If we compare this to HBM2, it had 1GB capacity and offered 0.5 Gbps bandwidth in 4-Cube configuration for a total of four gigabytes of memory. HBM gives high-performance silicon vendors ability to scale from one to eight cubes, going from 2 GB to as much as 64 GB of memory. Bandwidth is nothing to be sneezed at – from 128 GB/s to 2 TB/s.
Given that the slides come fron an industry panel which was held last year, don’t expect NVIDIA Pascal or AMD Polaris with anything more than four Cube configuration with 4 GB, for a total of 16 GB HBM memory at 1GHz clock, achieving 1 TB/s. AMD FirePro and Tesla chips for servers (HPC) will probably launch with four cube configuration (8GB capacity) for 32 GB capacity. Seeing graphics accelerators with 32 GB memory is something both AMD and NVIDIA need in order to fight off the advance of Intel’s new Xeon Phi (codenamed Knight’s Landing), which will offer 16 GB of embedded memory at 400GB/s and up to 384 GB of external DDR4-2133 memory.
Even though the focus of all the major tech media will be on HBM in graphics (AMD, NVIDIA, Intel), there is another player that might lead the adoption of HBM2 in HPC and Server space – CISCO. Cisco is now designing next-generation of networking equipment which will migrate from GDDR5 memory (probably the only non-graphics application of the said memory) to HBM2, and is targeting 1.2 kW 1U networking switches (yes, 50kW heat dissipation for cooling the networking rack alone) supporting 10, 20, 40 and 100 Gbps Ethernet standards. Given that Cisco needs to drive 10 GB/s per single Ethernet port, a 48-port switch has to deliver 480 GB/s. Thus, don’t be surprised to see a custom FPGA or ASIC driving eight HBM2 cubes at 2.0 Gbps.
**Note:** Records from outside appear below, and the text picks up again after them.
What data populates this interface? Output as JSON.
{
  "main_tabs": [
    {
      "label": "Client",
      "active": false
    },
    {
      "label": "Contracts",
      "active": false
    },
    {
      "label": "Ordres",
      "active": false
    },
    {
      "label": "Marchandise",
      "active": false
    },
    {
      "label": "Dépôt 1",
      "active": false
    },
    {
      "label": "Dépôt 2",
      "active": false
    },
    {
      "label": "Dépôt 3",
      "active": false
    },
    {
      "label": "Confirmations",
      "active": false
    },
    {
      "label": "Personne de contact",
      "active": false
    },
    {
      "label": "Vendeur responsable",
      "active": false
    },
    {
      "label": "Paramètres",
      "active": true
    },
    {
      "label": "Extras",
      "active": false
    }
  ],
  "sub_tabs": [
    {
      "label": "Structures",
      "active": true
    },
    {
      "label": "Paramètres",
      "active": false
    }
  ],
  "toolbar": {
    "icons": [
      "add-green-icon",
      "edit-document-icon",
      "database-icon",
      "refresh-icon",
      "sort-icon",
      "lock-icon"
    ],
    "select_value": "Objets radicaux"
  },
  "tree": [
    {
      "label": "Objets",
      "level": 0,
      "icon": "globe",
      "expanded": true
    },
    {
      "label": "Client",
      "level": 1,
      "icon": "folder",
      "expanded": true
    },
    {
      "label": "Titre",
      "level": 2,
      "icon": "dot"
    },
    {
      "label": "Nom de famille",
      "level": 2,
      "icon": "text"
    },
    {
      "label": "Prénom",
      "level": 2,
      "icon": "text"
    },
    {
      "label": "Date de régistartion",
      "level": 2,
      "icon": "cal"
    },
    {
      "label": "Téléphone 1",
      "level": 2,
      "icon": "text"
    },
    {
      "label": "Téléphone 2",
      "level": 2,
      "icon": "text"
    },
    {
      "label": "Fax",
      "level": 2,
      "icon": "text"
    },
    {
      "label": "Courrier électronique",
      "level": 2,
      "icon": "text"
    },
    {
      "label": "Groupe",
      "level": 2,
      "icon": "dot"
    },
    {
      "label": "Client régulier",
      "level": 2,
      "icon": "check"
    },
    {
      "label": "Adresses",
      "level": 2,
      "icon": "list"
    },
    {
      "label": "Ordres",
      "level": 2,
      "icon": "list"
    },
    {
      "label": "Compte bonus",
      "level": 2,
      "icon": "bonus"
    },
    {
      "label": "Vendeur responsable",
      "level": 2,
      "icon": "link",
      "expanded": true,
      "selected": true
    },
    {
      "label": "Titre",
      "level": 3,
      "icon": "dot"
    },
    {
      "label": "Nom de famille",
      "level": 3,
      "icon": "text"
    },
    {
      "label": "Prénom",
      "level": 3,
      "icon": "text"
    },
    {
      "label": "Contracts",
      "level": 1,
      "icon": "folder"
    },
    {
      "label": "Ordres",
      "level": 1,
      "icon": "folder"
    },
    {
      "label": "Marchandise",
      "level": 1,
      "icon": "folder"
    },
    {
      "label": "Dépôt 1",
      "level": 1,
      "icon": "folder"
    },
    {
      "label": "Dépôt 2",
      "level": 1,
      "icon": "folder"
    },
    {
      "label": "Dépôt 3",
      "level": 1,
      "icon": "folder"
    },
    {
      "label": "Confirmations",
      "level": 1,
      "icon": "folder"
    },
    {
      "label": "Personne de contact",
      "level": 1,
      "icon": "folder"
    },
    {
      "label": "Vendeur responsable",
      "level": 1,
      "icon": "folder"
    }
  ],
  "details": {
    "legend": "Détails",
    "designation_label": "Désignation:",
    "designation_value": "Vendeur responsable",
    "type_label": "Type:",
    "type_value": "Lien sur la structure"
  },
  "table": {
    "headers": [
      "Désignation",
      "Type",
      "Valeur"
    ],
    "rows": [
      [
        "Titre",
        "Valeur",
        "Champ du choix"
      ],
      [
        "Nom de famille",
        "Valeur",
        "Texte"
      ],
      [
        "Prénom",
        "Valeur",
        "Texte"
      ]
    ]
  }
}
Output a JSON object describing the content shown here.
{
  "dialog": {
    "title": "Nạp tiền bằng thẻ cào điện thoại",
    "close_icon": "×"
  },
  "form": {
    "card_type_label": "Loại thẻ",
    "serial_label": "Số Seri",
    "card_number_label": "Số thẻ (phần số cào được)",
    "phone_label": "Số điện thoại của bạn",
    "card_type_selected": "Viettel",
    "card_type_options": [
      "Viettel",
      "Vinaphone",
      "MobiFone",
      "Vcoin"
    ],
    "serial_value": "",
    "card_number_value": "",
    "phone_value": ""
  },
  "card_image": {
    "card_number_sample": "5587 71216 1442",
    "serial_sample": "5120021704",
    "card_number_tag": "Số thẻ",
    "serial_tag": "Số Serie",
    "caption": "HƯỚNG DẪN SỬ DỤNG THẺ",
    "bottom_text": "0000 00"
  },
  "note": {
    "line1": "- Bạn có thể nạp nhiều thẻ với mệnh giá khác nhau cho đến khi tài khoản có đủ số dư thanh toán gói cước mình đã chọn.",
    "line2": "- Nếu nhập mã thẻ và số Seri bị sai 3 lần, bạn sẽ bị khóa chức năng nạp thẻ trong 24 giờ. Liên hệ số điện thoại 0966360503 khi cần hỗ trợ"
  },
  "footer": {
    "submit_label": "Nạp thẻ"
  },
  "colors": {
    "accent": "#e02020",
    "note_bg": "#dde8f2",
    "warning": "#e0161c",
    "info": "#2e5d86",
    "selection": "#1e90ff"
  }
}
Still, that doesn’t mean AMD, Intel or NVIDIA will sleep on their laurels with a four Cube memory implementation. The age of 8196-bit memory bus is just a generation or two away, and as the cost of HBM2 memory comes down, GDDR5X and perhaps GDDR6 will go in the history as the last SGRAM modules, replaced by single or dual cube configuration on the entry-level hardware.
Same qustion will come on the subject of DDR4/DDR5 system memory. 64 GB of system memory for a server-grade CPU might sound ‘2015 or 2016 standard’ in enterprise, and even underpowered in HPC space, but some of our clients would optimize the HPC code for 64 GB instead of 128 and even 192, if that meant the bandwidth would go from 0.068 TB/s (quad-channel DDR4-2133) to 2 TB/s. Will HBM go as low as mobile processors with 4 or 8 GB HBM in cars and airplanes?